The Cabletelevision Advertising Bureau reported that cable’s upfront advertising haul slid six percent in 2014, the first drop in four years. According to Michael Nathanson of MoffettNathanson Research, when networks have bad ratings they often don’t have the inventory [of ratings points] to sell. Advertisers spend money looking for viewers, and less viewers mean that the price per viewer will go up. On a local level it comes down to audience delivery and efficiencies of programming. If cable shows are efficient and can deliver ratings to achieve the cost per point goals set prior to the campaign, then they are purchased. On the cable side (or any media) it still comes down to supply and demand. If the stations are in, or close to, a sold out situation, then the rates are high. If media buyers have room to negotiate because inventory is not so tight, then the advertisers benefit. However, even if the inventory is open, resulting in rates being lower if the ratings are also lower, the efficiencies will not be there, resulting in these shows not being purchased.

We don’t have a predetermined notion that we are NOT going to buy cable because the ratings have decreased. The goal for any and all campaigns for clients is to reach our target as efficiently and effectively as possible. That may mean buying cable primarily or not at all for a campaign.

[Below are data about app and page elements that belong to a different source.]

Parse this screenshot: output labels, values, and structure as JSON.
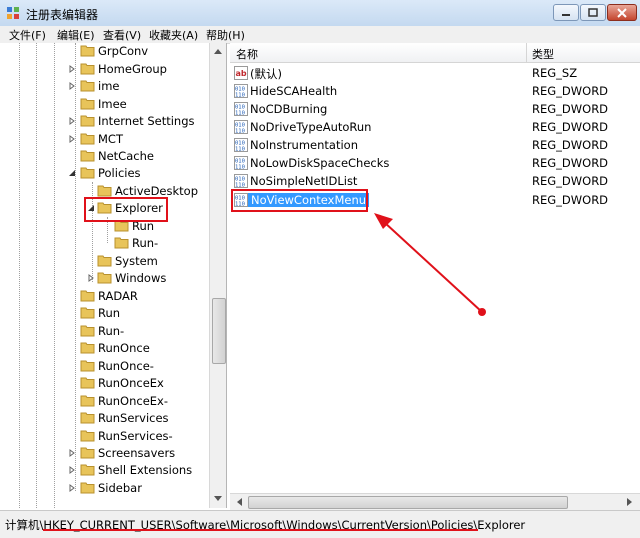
{
  "window": {
    "title": "注册表编辑器"
  },
  "menu": [
    {
      "label": "文件(F)"
    },
    {
      "label": "编辑(E)"
    },
    {
      "label": "查看(V)"
    },
    {
      "label": "收藏夹(A)"
    },
    {
      "label": "帮助(H)"
    }
  ],
  "tree": {
    "items": [
      {
        "label": "GrpConv"
      },
      {
        "label": "HomeGroup"
      },
      {
        "label": "ime"
      },
      {
        "label": "Imee"
      },
      {
        "label": "Internet Settings"
      },
      {
        "label": "MCT"
      },
      {
        "label": "NetCache"
      },
      {
        "label": "Policies"
      },
      {
        "label": "ActiveDesktop"
      },
      {
        "label": "Explorer"
      },
      {
        "label": "Run"
      },
      {
        "label": "Run-"
      },
      {
        "label": "System"
      },
      {
        "label": "Windows"
      },
      {
        "label": "RADAR"
      },
      {
        "label": "Run"
      },
      {
        "label": "Run-"
      },
      {
        "label": "RunOnce"
      },
      {
        "label": "RunOnce-"
      },
      {
        "label": "RunOnceEx"
      },
      {
        "label": "RunOnceEx-"
      },
      {
        "label": "RunServices"
      },
      {
        "label": "RunServices-"
      },
      {
        "label": "Screensavers"
      },
      {
        "label": "Shell Extensions"
      },
      {
        "label": "Sidebar"
      }
    ]
  },
  "list": {
    "columns": {
      "name": "名称",
      "type": "类型"
    },
    "rows": [
      {
        "name": "(默认)",
        "type": "REG_SZ",
        "icon": "string-value-icon"
      },
      {
        "name": "HideSCAHealth",
        "type": "REG_DWORD",
        "icon": "binary-value-icon"
      },
      {
        "name": "NoCDBurning",
        "type": "REG_DWORD",
        "icon": "binary-value-icon"
      },
      {
        "name": "NoDriveTypeAutoRun",
        "type": "REG_DWORD",
        "icon": "binary-value-icon"
      },
      {
        "name": "NoInstrumentation",
        "type": "REG_DWORD",
        "icon": "binary-value-icon"
      },
      {
        "name": "NoLowDiskSpaceChecks",
        "type": "REG_DWORD",
        "icon": "binary-value-icon"
      },
      {
        "name": "NoSimpleNetIDList",
        "type": "REG_DWORD",
        "icon": "binary-value-icon"
      },
      {
        "name": "NoViewContexMenu",
        "type": "REG_DWORD",
        "icon": "binary-value-icon"
      }
    ]
  },
  "status": {
    "path": "计算机\\HKEY_CURRENT_USER\\Software\\Microsoft\\Windows\\CurrentVersion\\Policies\\Explorer"
  },
  "colors": {
    "selection": "#3399ff",
    "annotation": "#e0111a",
    "folder": "#e8c45a"
  }
}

From many of the trends emerging it seems that the cable ratings will continue to decrease due to a variety of reasons including cord cutting, time-shifting shows, and Netflix to name a few. But, cable will still be considered a viable option for most clients’ campaigns and will still be held to the same standards as broadcast to deliver what is best for our clients’ overall campaign goals.

Trish Wiest
Media Director